That Big Drop in Median Housing Prices

Or, why one has to be careful with statistics. James Hamilton provides some nifty information on why that big drop isn’t nearly as bad as it first looked. If you look at all the regions (Northeast, South, Midwest, and West) and the change in housing prices you’ll see something rather…well shocking. In each region the median price of housing increased. Yes, you read that right, they all increased? And here is the table that Prof. Hamilton constructed showing this (and which I’m shamelessly stealing):

2005:Q3
median price

2006:Q3
median price

percent
change

% of 2005:Q3
total

% of 2006:Q3
total

US

236,400

232,300

-1.7

100

100

Northeast

318,700

380,300

19.3

6

6

Midwest

202,700

210,900

4.0

16

14

South

190,000

191,400

0.7

49

55

West

344,300

349,700

1.6

29

25

So how did they get the decline for the U.S. as a whole? Well it is due to the number of houses that are sold in each of the region. The number of homes in the South sold declined by less than the decline in the West. What does that have to do with anything? Well as Prof. Hamiltion points out,

Thus homes in the South represented 49% of the 2005:Q3 sample and 55% of the 2006:Q3 sample. Because the median home in the South costs just a little over half as much as the median home in the West, any shift in the fraction of recorded home sales that are coming from the South would translate into a reduction in the U.S. national median sales price, even if the price of every single home in America had gone up.

So what does that “biggest decline in 35 years” mean for the economy? Well, it isn’t nearly as bad as the headlines make it out to be. Granted, Prof. Hamilton is being a bit facetious when he says that the price of every single home in America has gone up, but in looking at the disaggregated data, things look much, much less worse.

FILED UNDER: Economics and Business
Steve Verdon
About Steve Verdon
Steve has a B.A. in Economics from the University of California, Los Angeles and attended graduate school at The George Washington University, leaving school shortly before staring work on his dissertation when his first child was born.

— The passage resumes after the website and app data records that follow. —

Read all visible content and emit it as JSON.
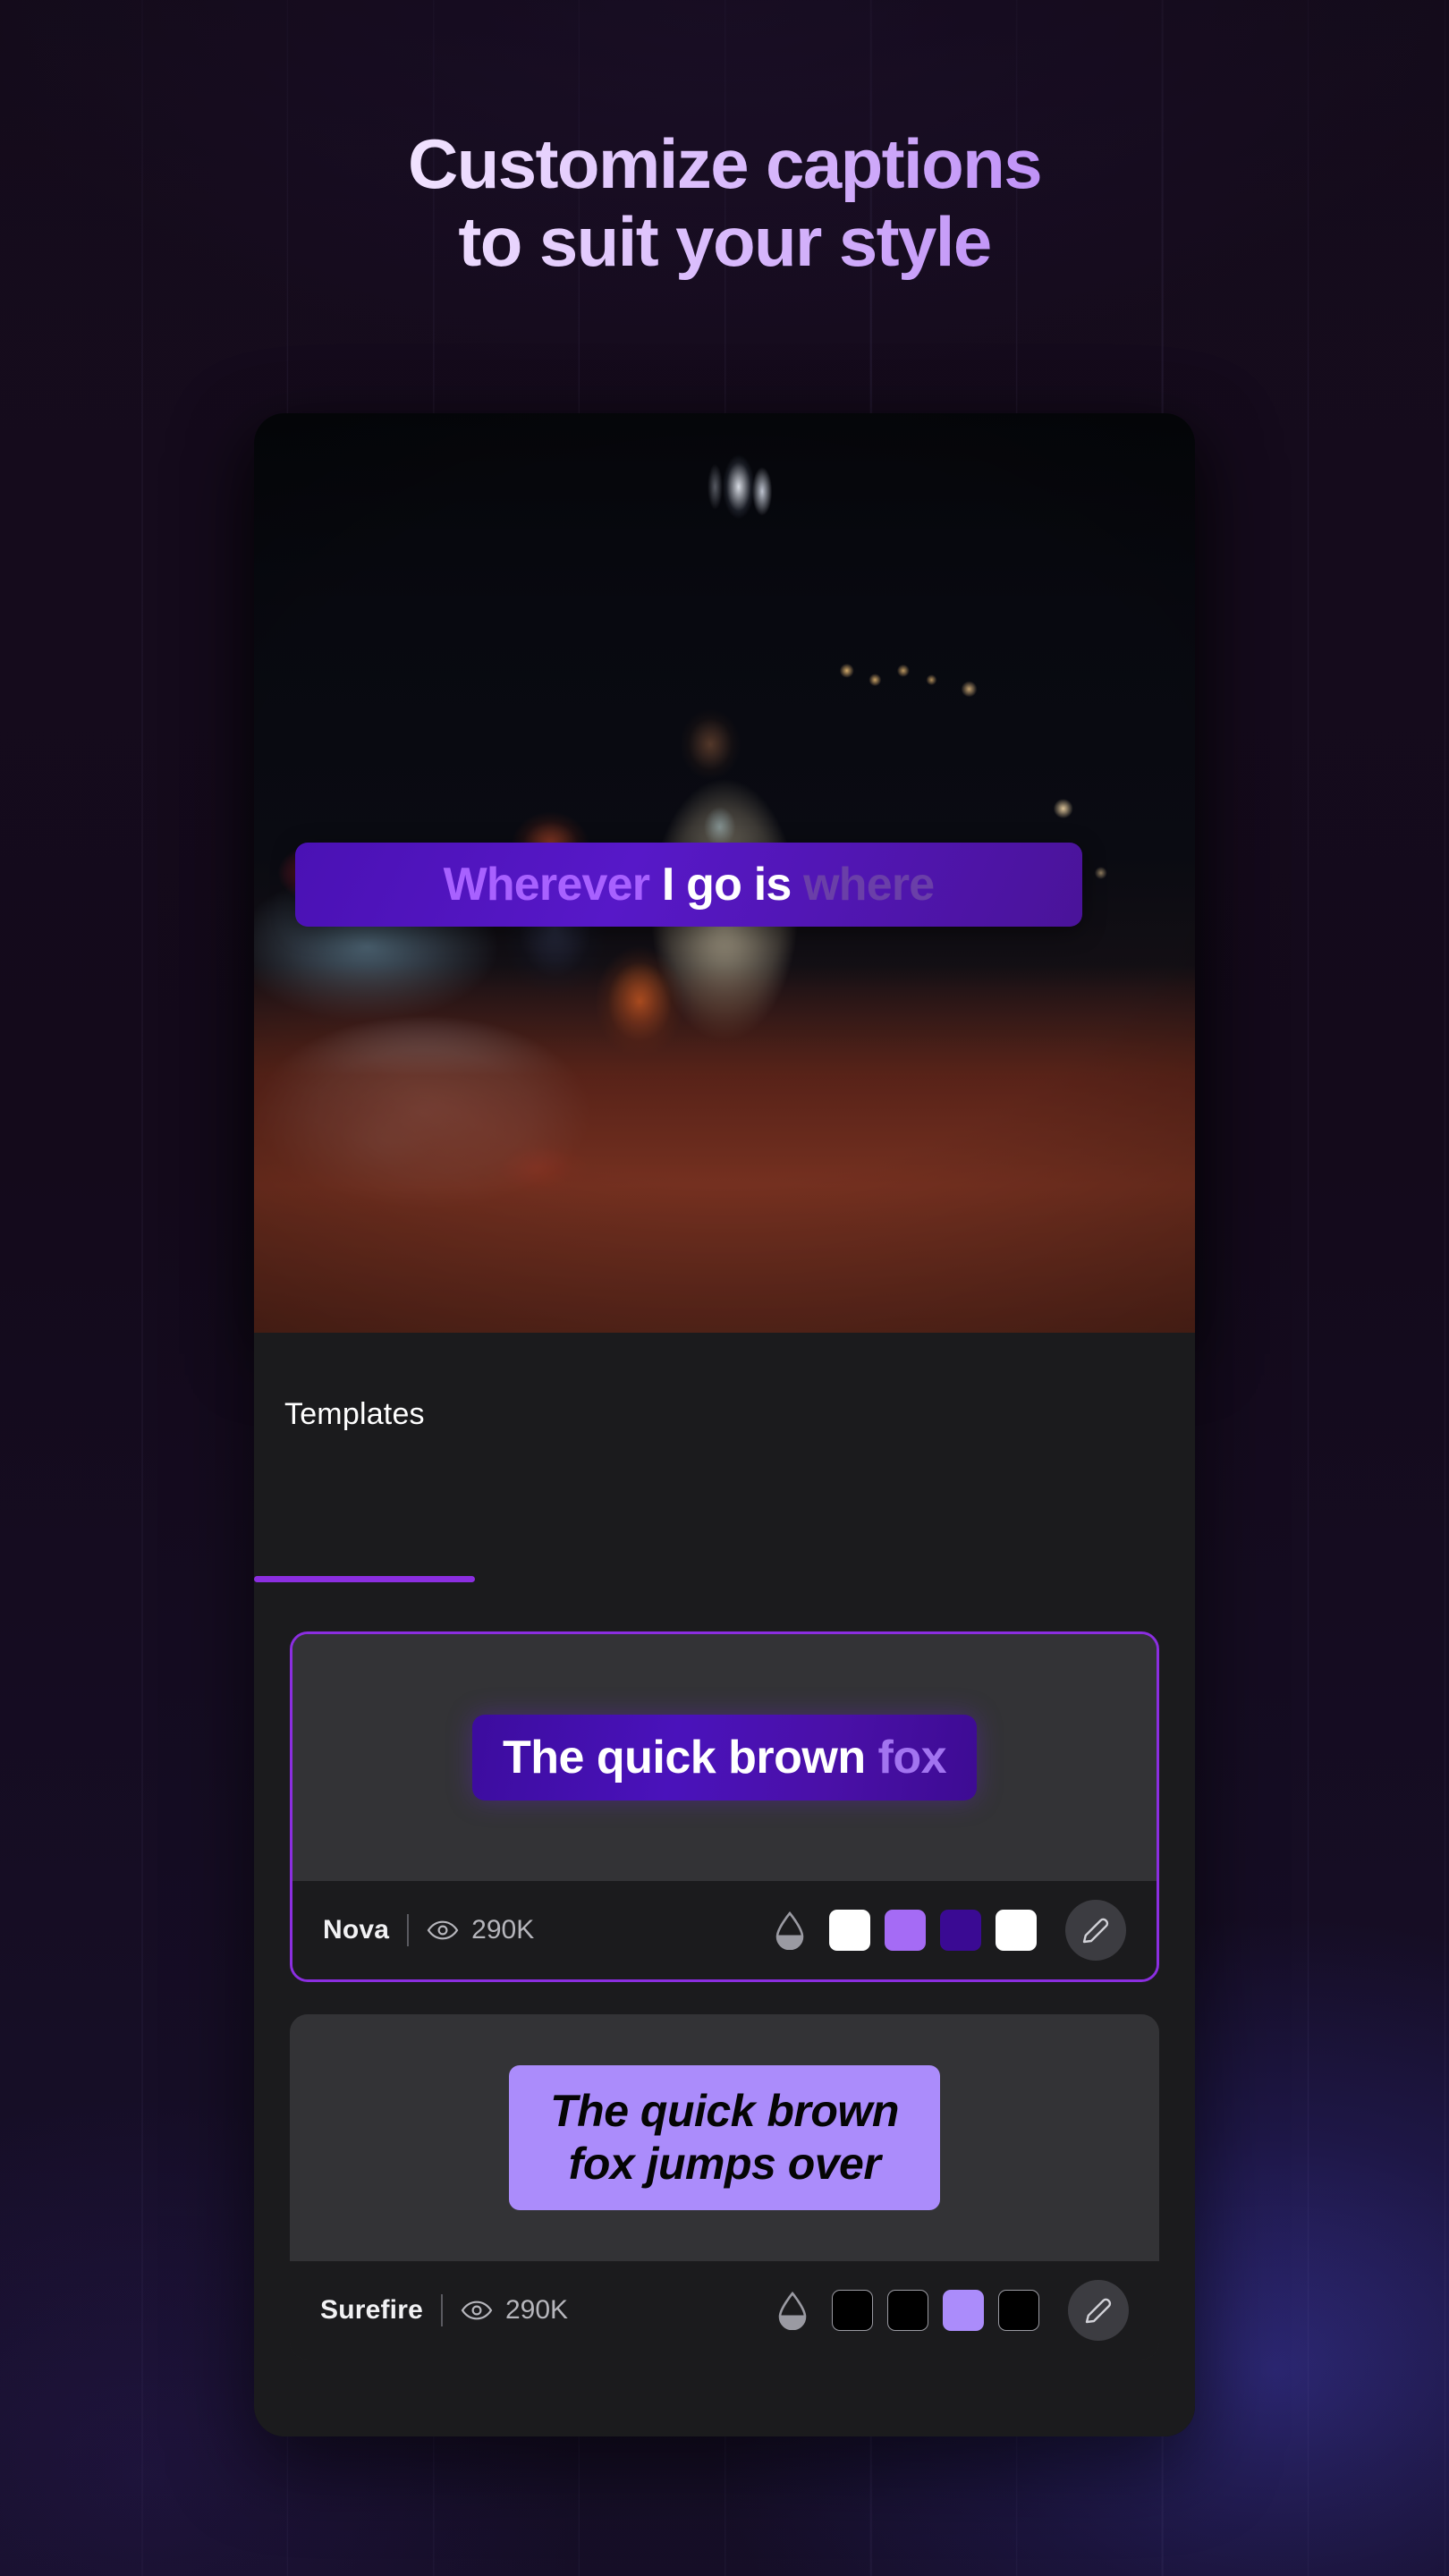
{
  "headline": {
    "line1": "Customize captions",
    "line2": "to suit your style"
  },
  "preview": {
    "caption": {
      "word_active": "Wherever",
      "word_current": "I go is",
      "word_upcoming": "where"
    },
    "image_alt": "night-street-scene-man-and-woman-by-car"
  },
  "tabs": [
    {
      "label": "Templates",
      "selected": true
    }
  ],
  "templates": [
    {
      "name": "Nova",
      "views": "290K",
      "selected": true,
      "preview_text_a": "The quick brown ",
      "preview_text_b": "fox",
      "opacity_icon": "droplet-icon",
      "swatches": [
        "#ffffff",
        "#a56bf5",
        "#3a0a93",
        "#ffffff"
      ],
      "swatch_bordered": [
        false,
        false,
        false,
        false
      ],
      "edit_icon": "pencil-icon",
      "eye_icon": "eye-icon"
    },
    {
      "name": "Surefire",
      "views": "290K",
      "selected": false,
      "preview_line1": "The quick brown",
      "preview_line2": "fox jumps over",
      "opacity_icon": "droplet-icon",
      "swatches": [
        "#000000",
        "#000000",
        "#ab8cfb",
        "#000000"
      ],
      "swatch_bordered": [
        true,
        true,
        false,
        true
      ],
      "edit_icon": "pencil-icon",
      "eye_icon": "eye-icon"
    }
  ],
  "colors": {
    "accent": "#8b2ee0",
    "accent_light": "#a861ff",
    "page_bg": "#140a1b",
    "panel_bg": "#1b1b1d",
    "card_bg": "#2b2b2e"
  }
}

He works in the energy industry and prior to that worked at the Bureau of Labor Statistics in the Division of Price Index and Number Research. He joined the staff at OTB in November 2004.

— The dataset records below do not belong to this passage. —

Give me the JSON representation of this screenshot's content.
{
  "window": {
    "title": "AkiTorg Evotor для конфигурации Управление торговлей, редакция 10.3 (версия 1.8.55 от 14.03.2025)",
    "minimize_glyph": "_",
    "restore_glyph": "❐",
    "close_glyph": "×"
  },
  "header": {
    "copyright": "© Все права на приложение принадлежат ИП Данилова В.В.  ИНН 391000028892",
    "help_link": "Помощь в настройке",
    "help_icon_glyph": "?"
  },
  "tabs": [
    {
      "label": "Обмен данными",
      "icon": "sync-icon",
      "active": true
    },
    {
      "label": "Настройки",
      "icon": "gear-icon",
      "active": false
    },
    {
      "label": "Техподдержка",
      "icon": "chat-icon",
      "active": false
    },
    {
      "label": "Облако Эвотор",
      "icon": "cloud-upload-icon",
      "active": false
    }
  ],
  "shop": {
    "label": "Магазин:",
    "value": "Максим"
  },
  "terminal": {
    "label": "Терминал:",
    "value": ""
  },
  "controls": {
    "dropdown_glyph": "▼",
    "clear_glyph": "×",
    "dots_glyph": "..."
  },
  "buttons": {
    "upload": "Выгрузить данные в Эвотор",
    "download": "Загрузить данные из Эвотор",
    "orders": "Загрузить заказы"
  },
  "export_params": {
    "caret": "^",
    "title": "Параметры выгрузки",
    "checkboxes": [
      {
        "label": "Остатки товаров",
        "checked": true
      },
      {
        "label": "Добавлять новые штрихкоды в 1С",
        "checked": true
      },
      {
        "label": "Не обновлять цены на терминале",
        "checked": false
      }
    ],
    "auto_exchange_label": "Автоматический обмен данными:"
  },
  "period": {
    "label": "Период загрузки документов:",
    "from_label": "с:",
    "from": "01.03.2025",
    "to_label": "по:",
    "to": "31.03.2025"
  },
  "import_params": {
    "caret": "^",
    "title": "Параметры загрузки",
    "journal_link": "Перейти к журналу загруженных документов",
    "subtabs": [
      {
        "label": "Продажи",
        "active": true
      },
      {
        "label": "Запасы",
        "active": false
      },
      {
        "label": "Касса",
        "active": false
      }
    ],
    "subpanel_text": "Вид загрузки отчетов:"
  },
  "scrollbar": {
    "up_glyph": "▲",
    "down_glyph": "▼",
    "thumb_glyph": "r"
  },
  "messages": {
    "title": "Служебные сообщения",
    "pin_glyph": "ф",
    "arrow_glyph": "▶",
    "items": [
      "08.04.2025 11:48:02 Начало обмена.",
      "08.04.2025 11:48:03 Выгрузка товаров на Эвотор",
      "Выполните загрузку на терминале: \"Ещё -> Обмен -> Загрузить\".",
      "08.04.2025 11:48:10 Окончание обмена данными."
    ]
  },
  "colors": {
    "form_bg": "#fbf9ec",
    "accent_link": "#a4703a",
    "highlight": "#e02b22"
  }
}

Comments

  1. M1EK says:

    The first thing that happens as prices are about to (or just beginning) to fall is that stubborn buyers refuse to drop prices as quickly as necessary to keep the rate of sales up.

    This data implies to me that the price drop is already on the way, and certainly doesn’t fail the common sense test when it indicates a much bigger drop on the West Coast than in the Southeast (where, absent the three big metro areas south of Jacksonville, there was no bubble).